#### TASK TO COMPLETE
Once you have read the records below, print them again exactly as they stand.

Start of Block

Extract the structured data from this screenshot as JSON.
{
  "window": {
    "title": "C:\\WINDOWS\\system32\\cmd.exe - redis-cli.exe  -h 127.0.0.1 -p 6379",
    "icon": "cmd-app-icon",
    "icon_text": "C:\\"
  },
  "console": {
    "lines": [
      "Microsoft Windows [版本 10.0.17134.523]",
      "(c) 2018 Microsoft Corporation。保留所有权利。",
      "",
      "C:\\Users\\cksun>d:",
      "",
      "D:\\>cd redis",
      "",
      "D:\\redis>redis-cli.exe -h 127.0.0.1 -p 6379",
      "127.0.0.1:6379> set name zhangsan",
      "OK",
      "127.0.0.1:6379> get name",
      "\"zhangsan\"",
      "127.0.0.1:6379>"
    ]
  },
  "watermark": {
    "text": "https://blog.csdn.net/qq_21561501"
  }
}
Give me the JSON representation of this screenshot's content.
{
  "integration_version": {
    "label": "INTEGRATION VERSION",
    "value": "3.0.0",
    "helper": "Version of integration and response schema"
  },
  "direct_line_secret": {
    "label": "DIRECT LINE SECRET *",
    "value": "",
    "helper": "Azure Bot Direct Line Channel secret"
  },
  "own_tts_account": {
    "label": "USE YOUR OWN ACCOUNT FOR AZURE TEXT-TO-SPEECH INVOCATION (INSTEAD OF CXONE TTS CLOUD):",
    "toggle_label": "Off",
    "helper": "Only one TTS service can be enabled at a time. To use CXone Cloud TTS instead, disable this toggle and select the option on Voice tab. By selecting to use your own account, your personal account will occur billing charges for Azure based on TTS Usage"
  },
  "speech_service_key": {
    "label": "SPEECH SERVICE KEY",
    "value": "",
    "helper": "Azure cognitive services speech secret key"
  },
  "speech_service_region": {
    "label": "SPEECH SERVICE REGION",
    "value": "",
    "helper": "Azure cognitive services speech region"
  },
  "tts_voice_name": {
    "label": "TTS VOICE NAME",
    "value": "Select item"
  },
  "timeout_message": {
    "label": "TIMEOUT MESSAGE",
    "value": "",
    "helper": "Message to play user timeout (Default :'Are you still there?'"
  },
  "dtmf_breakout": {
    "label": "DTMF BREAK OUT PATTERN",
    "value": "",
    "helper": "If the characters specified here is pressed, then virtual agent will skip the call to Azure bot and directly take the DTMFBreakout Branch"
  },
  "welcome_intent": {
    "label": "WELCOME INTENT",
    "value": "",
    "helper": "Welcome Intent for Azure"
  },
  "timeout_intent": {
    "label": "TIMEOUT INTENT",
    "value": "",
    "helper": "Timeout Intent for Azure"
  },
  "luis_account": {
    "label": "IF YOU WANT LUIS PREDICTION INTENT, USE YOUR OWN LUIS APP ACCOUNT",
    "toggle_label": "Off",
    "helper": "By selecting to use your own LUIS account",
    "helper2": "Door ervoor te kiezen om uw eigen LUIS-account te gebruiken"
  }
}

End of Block

#### EXPECTED ANSWER
Extract the structured data from this screenshot as JSON.
{
  "window": {
    "title": "C:\\WINDOWS\\system32\\cmd.exe - redis-cli.exe  -h 127.0.0.1 -p 6379",
    "icon": "cmd-app-icon",
    "icon_text": "C:\\"
  },
  "console": {
    "lines": [
      "Microsoft Windows [版本 10.0.17134.523]",
      "(c) 2018 Microsoft Corporation。保留所有权利。",
      "",
      "C:\\Users\\cksun>d:",
      "",
      "D:\\>cd redis",
      "",
      "D:\\redis>redis-cli.exe -h 127.0.0.1 -p 6379",
      "127.0.0.1:6379> set name zhangsan",
      "OK",
      "127.0.0.1:6379> get name",
      "\"zhangsan\"",
      "127.0.0.1:6379>"
    ]
  },
  "watermark": {
    "text": "https://blog.csdn.net/qq_21561501"
  }
}
Give me the JSON representation of this screenshot's content.
{
  "integration_version": {
    "label": "INTEGRATION VERSION",
    "value": "3.0.0",
    "helper": "Version of integration and response schema"
  },
  "direct_line_secret": {
    "label": "DIRECT LINE SECRET *",
    "value": "",
    "helper": "Azure Bot Direct Line Channel secret"
  },
  "own_tts_account": {
    "label": "USE YOUR OWN ACCOUNT FOR AZURE TEXT-TO-SPEECH INVOCATION (INSTEAD OF CXONE TTS CLOUD):",
    "toggle_label": "Off",
    "helper": "Only one TTS service can be enabled at a time. To use CXone Cloud TTS instead, disable this toggle and select the option on Voice tab. By selecting to use your own account, your personal account will occur billing charges for Azure based on TTS Usage"
  },
  "speech_service_key": {
    "label": "SPEECH SERVICE KEY",
    "value": "",
    "helper": "Azure cognitive services speech secret key"
  },
  "speech_service_region": {
    "label": "SPEECH SERVICE REGION",
    "value": "",
    "helper": "Azure cognitive services speech region"
  },
  "tts_voice_name": {
    "label": "TTS VOICE NAME",
    "value": "Select item"
  },
  "timeout_message": {
    "label": "TIMEOUT MESSAGE",
    "value": "",
    "helper": "Message to play user timeout (Default :'Are you still there?'"
  },
  "dtmf_breakout": {
    "label": "DTMF BREAK OUT PATTERN",
    "value": "",
    "helper": "If the characters specified here is pressed, then virtual agent will skip the call to Azure bot and directly take the DTMFBreakout Branch"
  },
  "welcome_intent": {
    "label": "WELCOME INTENT",
    "value": "",
    "helper": "Welcome Intent for Azure"
  },
  "timeout_intent": {
    "label": "TIMEOUT INTENT",
    "value": "",
    "helper": "Timeout Intent for Azure"
  },
  "luis_account": {
    "label": "IF YOU WANT LUIS PREDICTION INTENT, USE YOUR OWN LUIS APP ACCOUNT",
    "toggle_label": "Off",
    "helper": "By selecting to use your own LUIS account",
    "helper2": "Door ervoor te kiezen om uw eigen LUIS-account te gebruiken"
  }
}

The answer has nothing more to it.